=== Instructions to follow ===
Search the records for the word "exclamation" and report each line that has it.

=== Dataset records ===
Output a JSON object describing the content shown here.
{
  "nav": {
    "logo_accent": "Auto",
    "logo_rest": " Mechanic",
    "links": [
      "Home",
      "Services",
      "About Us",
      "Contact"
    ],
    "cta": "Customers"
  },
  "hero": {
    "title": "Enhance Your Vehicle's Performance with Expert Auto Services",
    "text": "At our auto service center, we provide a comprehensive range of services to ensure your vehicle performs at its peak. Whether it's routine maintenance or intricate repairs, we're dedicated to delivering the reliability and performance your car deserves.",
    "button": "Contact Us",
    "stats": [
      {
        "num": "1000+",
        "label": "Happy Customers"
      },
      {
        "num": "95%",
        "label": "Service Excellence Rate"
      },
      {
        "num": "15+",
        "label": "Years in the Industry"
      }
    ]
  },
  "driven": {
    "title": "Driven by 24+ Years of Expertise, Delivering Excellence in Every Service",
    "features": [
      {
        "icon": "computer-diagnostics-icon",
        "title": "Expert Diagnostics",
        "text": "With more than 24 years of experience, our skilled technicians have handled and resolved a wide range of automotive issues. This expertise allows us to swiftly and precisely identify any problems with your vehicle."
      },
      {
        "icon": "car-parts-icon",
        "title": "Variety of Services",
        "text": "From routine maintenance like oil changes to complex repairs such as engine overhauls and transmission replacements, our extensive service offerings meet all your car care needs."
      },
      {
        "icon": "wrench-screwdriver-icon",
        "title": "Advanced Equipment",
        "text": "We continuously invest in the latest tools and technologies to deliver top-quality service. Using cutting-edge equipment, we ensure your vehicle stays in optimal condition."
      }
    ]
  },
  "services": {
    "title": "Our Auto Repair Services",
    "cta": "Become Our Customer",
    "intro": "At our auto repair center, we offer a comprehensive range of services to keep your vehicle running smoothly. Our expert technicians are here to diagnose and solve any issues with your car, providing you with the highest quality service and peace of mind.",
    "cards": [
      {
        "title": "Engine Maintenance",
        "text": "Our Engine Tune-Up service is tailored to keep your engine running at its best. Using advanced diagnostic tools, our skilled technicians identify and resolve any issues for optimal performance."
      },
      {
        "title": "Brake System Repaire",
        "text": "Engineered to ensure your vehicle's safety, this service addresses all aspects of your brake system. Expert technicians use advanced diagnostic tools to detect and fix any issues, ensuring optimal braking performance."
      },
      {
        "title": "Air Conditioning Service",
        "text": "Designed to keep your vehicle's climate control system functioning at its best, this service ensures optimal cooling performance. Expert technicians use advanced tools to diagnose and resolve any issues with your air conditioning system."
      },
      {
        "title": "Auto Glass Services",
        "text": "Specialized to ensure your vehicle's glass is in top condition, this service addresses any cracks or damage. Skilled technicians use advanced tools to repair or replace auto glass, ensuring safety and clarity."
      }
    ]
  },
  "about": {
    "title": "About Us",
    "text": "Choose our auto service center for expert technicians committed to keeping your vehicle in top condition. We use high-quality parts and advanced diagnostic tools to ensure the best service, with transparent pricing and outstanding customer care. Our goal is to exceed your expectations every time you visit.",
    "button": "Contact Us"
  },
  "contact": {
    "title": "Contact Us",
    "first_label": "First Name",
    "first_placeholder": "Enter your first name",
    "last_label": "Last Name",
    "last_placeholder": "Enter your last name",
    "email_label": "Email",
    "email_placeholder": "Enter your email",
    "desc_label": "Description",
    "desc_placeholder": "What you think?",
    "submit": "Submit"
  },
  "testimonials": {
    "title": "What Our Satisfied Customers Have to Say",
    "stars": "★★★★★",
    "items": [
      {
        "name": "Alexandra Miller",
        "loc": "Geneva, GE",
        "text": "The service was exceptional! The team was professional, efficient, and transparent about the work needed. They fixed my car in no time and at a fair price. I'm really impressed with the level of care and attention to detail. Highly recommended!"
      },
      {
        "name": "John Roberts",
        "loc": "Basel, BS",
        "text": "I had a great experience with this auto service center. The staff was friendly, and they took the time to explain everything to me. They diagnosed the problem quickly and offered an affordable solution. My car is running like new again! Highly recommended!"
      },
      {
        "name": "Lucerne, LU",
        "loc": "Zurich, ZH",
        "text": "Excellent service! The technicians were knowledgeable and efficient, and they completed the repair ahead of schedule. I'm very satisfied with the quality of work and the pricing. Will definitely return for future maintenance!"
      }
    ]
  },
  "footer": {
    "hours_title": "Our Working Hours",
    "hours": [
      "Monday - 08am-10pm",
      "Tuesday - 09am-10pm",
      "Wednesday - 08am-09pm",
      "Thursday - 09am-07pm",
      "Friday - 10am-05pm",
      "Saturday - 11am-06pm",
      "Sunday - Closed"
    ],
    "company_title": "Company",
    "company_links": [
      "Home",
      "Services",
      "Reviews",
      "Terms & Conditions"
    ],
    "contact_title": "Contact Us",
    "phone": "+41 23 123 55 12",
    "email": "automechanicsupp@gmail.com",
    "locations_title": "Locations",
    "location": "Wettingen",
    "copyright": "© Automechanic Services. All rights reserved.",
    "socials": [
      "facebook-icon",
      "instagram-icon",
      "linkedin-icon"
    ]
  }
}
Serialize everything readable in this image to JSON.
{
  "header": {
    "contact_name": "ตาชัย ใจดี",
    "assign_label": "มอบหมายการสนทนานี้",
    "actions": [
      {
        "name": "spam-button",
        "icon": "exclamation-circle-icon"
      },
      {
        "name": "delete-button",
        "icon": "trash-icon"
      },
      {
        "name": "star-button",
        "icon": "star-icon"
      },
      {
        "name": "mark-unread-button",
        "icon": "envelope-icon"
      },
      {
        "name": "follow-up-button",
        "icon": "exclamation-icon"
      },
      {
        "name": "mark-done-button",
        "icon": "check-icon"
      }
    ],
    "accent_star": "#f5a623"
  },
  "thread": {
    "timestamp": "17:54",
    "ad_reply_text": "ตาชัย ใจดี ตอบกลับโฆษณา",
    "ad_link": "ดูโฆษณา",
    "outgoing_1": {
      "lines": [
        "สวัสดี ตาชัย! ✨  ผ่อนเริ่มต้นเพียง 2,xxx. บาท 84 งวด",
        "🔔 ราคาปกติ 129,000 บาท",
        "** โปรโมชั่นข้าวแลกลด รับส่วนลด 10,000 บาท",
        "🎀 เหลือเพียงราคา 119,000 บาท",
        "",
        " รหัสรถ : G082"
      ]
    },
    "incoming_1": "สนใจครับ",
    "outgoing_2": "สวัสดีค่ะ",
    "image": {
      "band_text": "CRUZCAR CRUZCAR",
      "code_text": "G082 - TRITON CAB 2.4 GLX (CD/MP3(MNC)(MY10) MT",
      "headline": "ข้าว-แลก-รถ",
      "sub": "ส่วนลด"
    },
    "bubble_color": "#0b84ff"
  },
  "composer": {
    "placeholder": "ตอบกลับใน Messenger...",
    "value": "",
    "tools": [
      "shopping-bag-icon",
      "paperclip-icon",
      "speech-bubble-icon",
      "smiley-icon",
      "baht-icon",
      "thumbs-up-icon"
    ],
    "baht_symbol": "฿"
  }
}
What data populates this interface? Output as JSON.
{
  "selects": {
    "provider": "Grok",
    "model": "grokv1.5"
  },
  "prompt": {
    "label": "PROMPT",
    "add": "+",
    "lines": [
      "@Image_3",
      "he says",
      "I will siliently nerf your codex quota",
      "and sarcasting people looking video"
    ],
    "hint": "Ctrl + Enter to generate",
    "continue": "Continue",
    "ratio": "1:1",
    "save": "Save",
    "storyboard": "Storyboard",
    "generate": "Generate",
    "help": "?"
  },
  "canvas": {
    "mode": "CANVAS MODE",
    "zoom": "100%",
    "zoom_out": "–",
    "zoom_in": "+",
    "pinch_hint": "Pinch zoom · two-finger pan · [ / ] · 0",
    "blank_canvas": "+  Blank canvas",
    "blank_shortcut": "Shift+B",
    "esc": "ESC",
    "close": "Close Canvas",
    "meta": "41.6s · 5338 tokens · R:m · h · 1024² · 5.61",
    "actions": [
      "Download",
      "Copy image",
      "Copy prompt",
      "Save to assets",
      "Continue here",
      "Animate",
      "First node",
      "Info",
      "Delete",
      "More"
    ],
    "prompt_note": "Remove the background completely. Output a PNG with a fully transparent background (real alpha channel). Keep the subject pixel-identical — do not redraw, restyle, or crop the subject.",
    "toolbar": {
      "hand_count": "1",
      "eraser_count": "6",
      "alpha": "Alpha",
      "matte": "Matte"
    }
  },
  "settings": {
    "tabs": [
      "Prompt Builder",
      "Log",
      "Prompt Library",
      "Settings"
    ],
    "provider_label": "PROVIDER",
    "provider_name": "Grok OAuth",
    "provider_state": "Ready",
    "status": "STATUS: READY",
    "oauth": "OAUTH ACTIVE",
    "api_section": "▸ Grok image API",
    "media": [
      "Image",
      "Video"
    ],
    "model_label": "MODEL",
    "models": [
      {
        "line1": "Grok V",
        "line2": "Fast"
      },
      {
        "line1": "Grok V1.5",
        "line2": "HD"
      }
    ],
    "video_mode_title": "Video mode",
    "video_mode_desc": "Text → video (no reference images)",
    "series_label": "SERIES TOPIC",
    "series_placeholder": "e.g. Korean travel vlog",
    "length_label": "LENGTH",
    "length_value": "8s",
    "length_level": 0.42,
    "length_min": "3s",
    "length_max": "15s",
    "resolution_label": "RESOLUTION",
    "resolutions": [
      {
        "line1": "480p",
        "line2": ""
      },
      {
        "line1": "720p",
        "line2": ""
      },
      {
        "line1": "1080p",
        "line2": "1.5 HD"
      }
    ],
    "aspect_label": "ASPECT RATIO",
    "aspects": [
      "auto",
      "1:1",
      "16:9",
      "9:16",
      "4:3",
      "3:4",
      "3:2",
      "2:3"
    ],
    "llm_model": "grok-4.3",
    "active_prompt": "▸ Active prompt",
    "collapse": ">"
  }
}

=== Solution for this problem ===
        "icon": "exclamation-circle-icon"
        "icon": "exclamation-icon"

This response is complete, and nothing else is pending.